The relationship between trauma and the development of GVM is not known, although proliferation of neural and vascular structures at locations of vascular anastomosis has been hypothesized.8 Malignant potential has not been demonstrated for GVM, and treatment is indicated for symptom relief after histologic diagnosis is confirmed. Treatment is primarily via surgical excision, although successful treatment of GVM with laser (including ND:YAG), sclerotherapy, and electron beam radiation has been reported.9–11
Of note, the previously used term glomus tumor has also been used historically, and inaccurately, as a synonym for paraganglioma in the head and neck, although these are distinct clinical entities. Paragangliomas arise from paraganglia, neural crest-derived endocrine cells that form part of the neuroendocrine system, while GVM are derived from neuromyoarterial glomus bodies. Paragangliomas can also occur in the head and neck and are typically benign. In the English literature, there are 12 cases of paragangliomas arising along the facial nerve, so called glomus faciale. These primarily presented clinically with progressive facial nerve palsy.12
GVM occur rarely in the periorbital region, yet are essential to include in the differential diagnosis of patients presenting with soft tissue masses, pain out of proportion to examination, and sensitivity to temperature change. Otherwise, incorrect treatment modalities may be attempted unsuccessfully. CT and MRI are useful to narrow the differential diagnosis and identify the extent of involvement, but tissue biopsy for histology and immunohistochemistry is necessary to make the diagnosis. Treatment is primarily surgical resection, with the goal of preserving cranial nerve function.

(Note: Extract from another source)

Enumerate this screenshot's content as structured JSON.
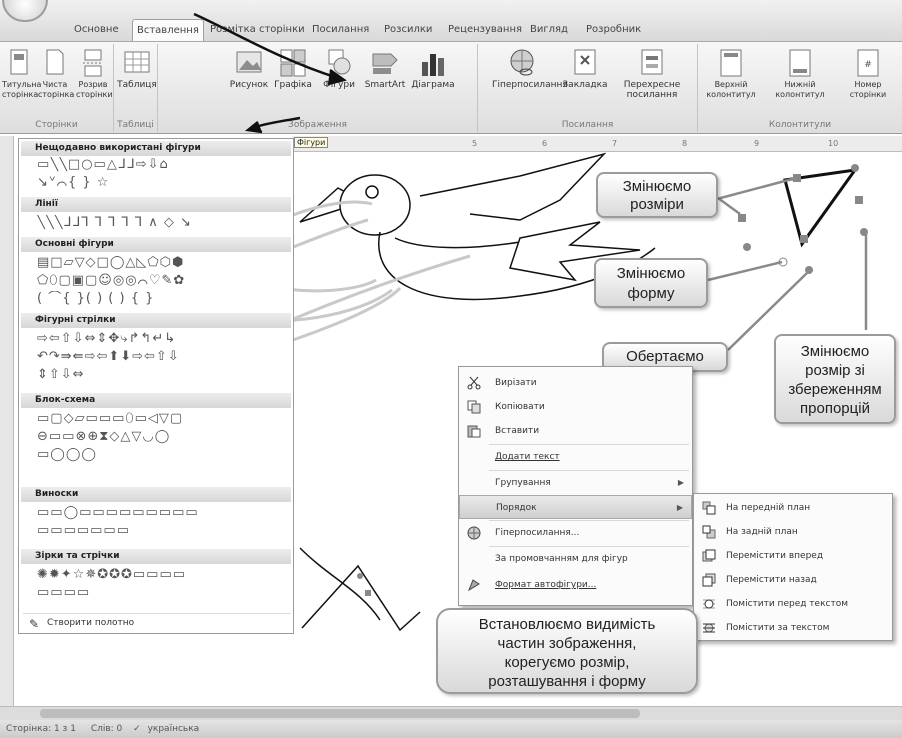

Previously presented at the Fall Meeting of the American Society of Ophthalmic Plastic and Reconstructive Surgery, November 8–9, 2012, Chicago, IL.
Dr. Bobby Korn has received royalties from Elsevier. The other authors have no financial or conflicts of interest to disclose.